What We Know:
- The charges relate to an incident in central Stockholm on June 30 when Rocky, whose real name is Rakim Mayers, was filmed apparently grabbing and tossing a man through the air and onto the street.
- Rocky was taken into custody while Swedish authorities investigated the case. The rapper claims he acted in self-defense after being pursued and harassed by two fans for several hours. But, earlier this week, Swedish prosecutors said they would not pursue charges against a man Rocky claims incited the violence.Rocky and members of his entourage filmed and posted videos of the night in question that they claim prove they acted in self-defense.
- Prosecutor Daniel Suneson in a statement Thursday said he had access to a “larger amount of material than what has been available on the internet” and judged the actions of Rocky and two of his companions, to be a crime.

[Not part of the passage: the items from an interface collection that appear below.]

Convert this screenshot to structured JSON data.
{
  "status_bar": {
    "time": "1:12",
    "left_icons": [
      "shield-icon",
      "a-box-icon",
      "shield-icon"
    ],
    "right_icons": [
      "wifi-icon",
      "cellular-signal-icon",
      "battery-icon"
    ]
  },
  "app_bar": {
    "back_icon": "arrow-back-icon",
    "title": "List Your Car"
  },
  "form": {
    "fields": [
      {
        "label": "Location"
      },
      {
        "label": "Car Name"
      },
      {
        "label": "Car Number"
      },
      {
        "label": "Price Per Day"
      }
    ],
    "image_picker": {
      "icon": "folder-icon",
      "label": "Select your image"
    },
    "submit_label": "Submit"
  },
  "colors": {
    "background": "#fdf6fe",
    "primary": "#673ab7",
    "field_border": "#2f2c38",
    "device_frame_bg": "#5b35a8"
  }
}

Suneson claims that even if Rocky was provoked, he acted excessively. The prosecution believes Rocky and the other two men continued to beat and kick the man after he was on the ground and may have cut him with a broken bottle.
- Rocky’s Swedish defense lawyer, Slobodan Jovicic, said at a press conference on Thursday that he was “not surprised” by the decision to press charges but said he was “extremely disappointed” that prosecutors chose to give testimony of the alleged victim more weight than that of Rocky and his companions.
- The Stockholm District Court will now decide on the date of the trial.
- Rocky’s case became an international incident after fellow recording artists, including Nicki Minaj, Sean “Diddy” Combs, Justin Bieber and Shawn Mendes rallied to his case, calling for Sweden to release him. U.S. President Donald Trump got involved on the urging of Kanye West and Kim Kardashian West and called the Swedish Prime Minister Stefan Lofven to discuss the case.
- Trump claimed he offered to “personally vouch” for A$AP Rocky’s bail, despite the fact that the Swedish criminal justice system does not include bail. Instead, suspects can be held for an indefinite period before being charged.
- Rocky’s ultimate fate may depend on Sweden’s interpretation of self-defense, which differs greatly from the legal interpretation in the United States. Under Chapter 24 of the Swedish criminal code it is lawful to intervene to prevent an “initiated or imminent criminal attack on person or property” but using excessive force, even in self-defense, can be a criminal offense.
This story will be updated at BNA.